German Finance Minister Wolfgang Schaeuble said it is not in Greek interests to question the involvement of the IMF in its bailout program. German Finance Minister Wolfgang Schaeuble slammed Greek Prime Minister Alexis Tsipras on Tuesday, warning that it is not in Greece’s interests to question the involvement of the International Monetary Fund in its debt-restructuring program.
Full IMF participation is linked to the first review of Greece’s progress in meeting its fiscal commitments as part of the US$94 billion bailout loan it obtained last August.
The terms of the latest bailout payment include the adoption of a ‘debt brake,’ forcing across-the-board spending cuts if fiscal targets are jeopardized. The objective is to convert the primary deficit in the first half of 2015 into a surplus of 3.5 percent of GDP by 2018. These measures are the framework for the third bailout negotiation.
During a TV interview Monday night, Tsipras expressed reservations regarding IMF participation, which is demanding that his government adopt harsh fiscal austerity measures such as pension cuts and a reduction in public spending.
“The Fund must decide if it wants a compromise, if it will remain a part of the program,” said Tsipras. “If it does not want to, it should come out publicly and say so.”
In response to Tsipras’ comments, Schaeuble suggested that the Greek leader is having second thoughts about adopting some of the measures demanded by Greece’s lenders.
“They should focus their attention on doing what they have to do,” he said. “As always, they are behind schedule. Maybe questioning the agreement is necessary for domestic reasons; he has a slim majority I have noticed. This may be the easy route but it is not in Greece’s interests.”
Despite Schaeuble’s accusations, Greek lawmakers have already approved the country’s budget for 2016, which complies with the commitments of the third bailout program imposed by the country’s creditors. The budget for 2016 will adopt several creditor demands such as tax hikes, a reduction in government spending and pension cuts.
According to a 2015 report released by the Debt Truth Committee, the third bailout program and subsequent budget is likely to see an “increase (in) poverty, class polarization and social exclusion,” negatively impacting “working class rights” and violating the “fundamental human rights of the Greek people.”
Labeling it “a difficult exercise,” the budget has heaped further pressure on Tsipras, whose Syriza party was elected for its economically leftist proposals.
According to a recent poll carried out by Skai television, more then 50 percent of the Greek population are opposed to the austerity measures required by the bailout program.
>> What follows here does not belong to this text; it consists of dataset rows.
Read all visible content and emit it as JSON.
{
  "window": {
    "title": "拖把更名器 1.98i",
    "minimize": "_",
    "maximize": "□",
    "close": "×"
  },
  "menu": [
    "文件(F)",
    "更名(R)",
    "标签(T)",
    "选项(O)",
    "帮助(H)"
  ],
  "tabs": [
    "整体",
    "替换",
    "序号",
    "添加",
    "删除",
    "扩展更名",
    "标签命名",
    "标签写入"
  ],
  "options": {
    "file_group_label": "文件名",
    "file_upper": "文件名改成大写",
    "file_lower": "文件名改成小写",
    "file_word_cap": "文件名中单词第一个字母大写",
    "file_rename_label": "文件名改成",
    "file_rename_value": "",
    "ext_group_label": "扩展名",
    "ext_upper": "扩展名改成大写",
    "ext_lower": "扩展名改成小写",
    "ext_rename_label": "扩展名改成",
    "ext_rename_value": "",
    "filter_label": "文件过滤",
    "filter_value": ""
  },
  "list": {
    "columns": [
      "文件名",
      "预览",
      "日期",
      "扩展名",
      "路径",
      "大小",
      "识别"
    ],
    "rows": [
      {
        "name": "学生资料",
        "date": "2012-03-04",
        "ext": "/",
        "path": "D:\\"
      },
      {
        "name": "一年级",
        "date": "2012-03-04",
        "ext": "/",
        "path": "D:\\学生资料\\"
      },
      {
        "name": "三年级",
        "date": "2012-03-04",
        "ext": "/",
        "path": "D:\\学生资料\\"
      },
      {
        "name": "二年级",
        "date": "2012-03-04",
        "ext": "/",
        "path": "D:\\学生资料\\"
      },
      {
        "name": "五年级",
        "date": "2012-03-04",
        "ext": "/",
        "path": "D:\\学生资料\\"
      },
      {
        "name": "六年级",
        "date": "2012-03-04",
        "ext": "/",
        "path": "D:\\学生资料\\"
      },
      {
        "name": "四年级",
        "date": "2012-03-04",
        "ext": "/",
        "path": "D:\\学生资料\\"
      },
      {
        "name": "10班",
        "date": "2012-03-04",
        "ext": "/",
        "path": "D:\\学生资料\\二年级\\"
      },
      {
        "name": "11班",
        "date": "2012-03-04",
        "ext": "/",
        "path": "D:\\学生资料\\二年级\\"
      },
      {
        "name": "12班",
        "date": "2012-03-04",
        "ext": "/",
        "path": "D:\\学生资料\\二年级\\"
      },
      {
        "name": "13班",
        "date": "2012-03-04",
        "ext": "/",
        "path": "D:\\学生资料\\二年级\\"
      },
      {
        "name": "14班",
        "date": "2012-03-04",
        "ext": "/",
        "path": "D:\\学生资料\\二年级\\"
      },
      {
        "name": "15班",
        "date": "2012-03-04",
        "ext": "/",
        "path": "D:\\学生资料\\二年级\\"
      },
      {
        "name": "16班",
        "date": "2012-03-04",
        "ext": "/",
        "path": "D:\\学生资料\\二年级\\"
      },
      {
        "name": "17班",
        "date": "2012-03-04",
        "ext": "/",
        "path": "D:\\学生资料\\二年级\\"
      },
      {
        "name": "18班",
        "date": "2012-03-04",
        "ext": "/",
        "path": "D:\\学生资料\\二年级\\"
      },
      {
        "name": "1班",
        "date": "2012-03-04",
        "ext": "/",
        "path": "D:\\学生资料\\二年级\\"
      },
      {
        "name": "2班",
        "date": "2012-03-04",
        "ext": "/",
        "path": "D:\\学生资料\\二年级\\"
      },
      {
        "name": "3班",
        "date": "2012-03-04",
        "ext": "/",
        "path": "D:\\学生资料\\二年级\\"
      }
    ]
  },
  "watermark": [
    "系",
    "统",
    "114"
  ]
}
The same survey found that 73.5 percent doubt that Greece will get out of the bailout commitments by the end of the government’s four-year term.